Much has been written about the German concentration camp in Oświęcim and Auschwitz. This camp was established in accordance with the project developed in the Office of the SS and Police Senior Commander in Wroclaw, the head of which was SS-Gruppenfuhrer Erich von dem Bach-Zalewski.
On 14 June 1940, the first transport of political prisoners (Poles) numbering 728 people, were directed to be sent to Auschwitz by the commander of SIPO (the German Commander in the city and county of Kracow) from the prison in Tarnów to Koncentration Lager, Auschwitz. The prisoners were given numbers from 31 to 758.
Numbers 1-30 were received by criminals who came on May 20, 1940 from K.L. Sachsenhausen. They were intended to take on auxiliary functions in the newly created camp. The SS informed them that they would be dealing with Polish criminals in Auschwitz.
In the group of the first prisoners from number 30 above, there were many young Poles caught while trying to escape to the West in order to join the Polish Armed Forces in Great Britain. We all are aware of the millions of Poles, Jews, gypsies, homosexuals and political prisoners that followed.
On 10 June 1940 J.A. Topf in Erfurt developed and approved a technical drawing for Auschwitz of a coke-fired furnace for the cremation of corpses. This indicated that the SS authorities anticipated particularly high mortality among Polish prisoners in the new concentration camp 4. This was used for the disposal of the murdered millions that followed.
Once the Soviet army occupied these areas in January 1945, prisoners who survived these German monstrosities were released from the camp. It seemed that the tragic time of the camp’s activity was over. However, this proved not to be true.
The authority established in Poland by the Soviet Terror began the fight against the Anti-Communist Underground Troops. Post-German concentration camps were used by the Communist Regime to deal with Polish Resistance and soldiers who fought with the allies who refused to accept the new Soviet occupation.
As the correspondent of the New York Times in Poland, Gladwin Hill, reported about the newly created concentration camp in Oświęcim, “The camp is surrounded by barbed wire through which electricity passes.

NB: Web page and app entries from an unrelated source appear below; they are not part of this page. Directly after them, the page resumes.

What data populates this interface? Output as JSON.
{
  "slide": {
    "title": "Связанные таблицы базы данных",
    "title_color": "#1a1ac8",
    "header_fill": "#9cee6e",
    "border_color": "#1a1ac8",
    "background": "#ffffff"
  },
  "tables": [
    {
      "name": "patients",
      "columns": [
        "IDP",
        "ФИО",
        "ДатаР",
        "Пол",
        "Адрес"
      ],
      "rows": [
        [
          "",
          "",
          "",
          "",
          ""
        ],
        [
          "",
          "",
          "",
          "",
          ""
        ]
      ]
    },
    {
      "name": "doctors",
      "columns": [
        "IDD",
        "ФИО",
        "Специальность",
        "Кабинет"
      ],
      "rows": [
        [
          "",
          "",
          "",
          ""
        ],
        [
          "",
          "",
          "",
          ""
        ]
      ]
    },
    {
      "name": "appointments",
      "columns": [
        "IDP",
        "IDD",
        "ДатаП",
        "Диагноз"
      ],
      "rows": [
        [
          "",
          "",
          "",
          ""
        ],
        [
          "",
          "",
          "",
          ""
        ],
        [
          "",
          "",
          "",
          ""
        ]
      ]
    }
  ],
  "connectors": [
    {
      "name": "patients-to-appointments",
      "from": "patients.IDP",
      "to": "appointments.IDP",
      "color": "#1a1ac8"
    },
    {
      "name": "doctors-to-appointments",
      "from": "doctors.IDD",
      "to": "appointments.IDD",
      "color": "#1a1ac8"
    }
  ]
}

They calculate the number of prisoners at around 100,000. Officially from Warsaw circles, there are only 1,000 political prisoners, but officials in private conversations admit that there are between 60,000 and 80,000 – apparently mainly German people (‘Volksdeutsche’)”1. Later on the same correspondent wrote: “Round-ups are carried out and people whose only crime is suspected of opposition to the system controlled by communists are arrested.”
The Washington correspondent of the Daily Mail confirmed this information, claiming: “The makeshift Warsaw government reopened the notorious Nazi concentration camp in Oświęcim.” He further wrote, citing the official Warsaw circles that only the Germans or Volksdeutsche were arrested, but other information shows that thousands of Poles were arrested for opposition to the communist regime.
The editors published a letter from a former prisoner of the German concentration camp in Auschwitz (issue 809) in Dziennik Żołnierza APW. In his letter he wrote: “We thought that the German concentration camps disappeared once and for all”, but “Meanwhile, only the uniforms of the guard changed in the Auschwitz camp, the skull has been replaced by a hammer and sickle. The camp populated again and, unfortunately, as in 1940, it began with Poles. The third part of the huge complex of Oświęcim camps (the whole could hold about 200,000 people) is currently filled by Polish citizens, mostly soldiers of the Home Army and members of underground organizations. To hide this from the eyes of the public, they were dressed as Volksdeutsch dressed mostly in German uniforms, with the letter „V” painted on their chest and back, to confuse and to preserve the appearance of real Volksdeutsch from the former Government”. Hungry and abused by continuous interrogations, they died behind barbed wire. The very people who had fought a bloody fight for five years against the German occupier. It was noted that “The camp is dirty, with services not working, the sewage system does not work, the light is only in buildings inhabited by sentry units (prisoners call them “Russian SS-men”), along with the electric fence and in the guard towers manned with machine guns. Russian soldiers take the last money, watches, valuables and even shoes from hungry prisoners for a piece of bread”.
According to reports, imprisoned in this concentration camp after January 1945, were many Jewish citizens from Russia, who to save themselves understandably, worked under changed names as supervisors. We also know that the same Jews were later also managers and supervisors in Soviet labour camps where many thousands of Poles died because that was Stalin’s order. Some under this regime were barbarised and changed. For example, the head of the camp in Świętochłowice-Zgoda, in the place of the former branch of Auschwitz, stood a sadist of Jewish origin, Solomon Morel. In 2005, Israel refused to extradite this alleged criminal to Poland.
The tragic history of the concentration camp in Oświęcim did not end when the Germans withdrew from Poland, it lasted for a long time supervised by Soviet soldiers with the full consent of Polish communists – forming the puppet Polish government established by Stalin.
We should not forget about this abomination against the memory of our ancestors who died in this camp after 1945, for the liberation of Poland and for our and your freedom and the freedom of all Europe!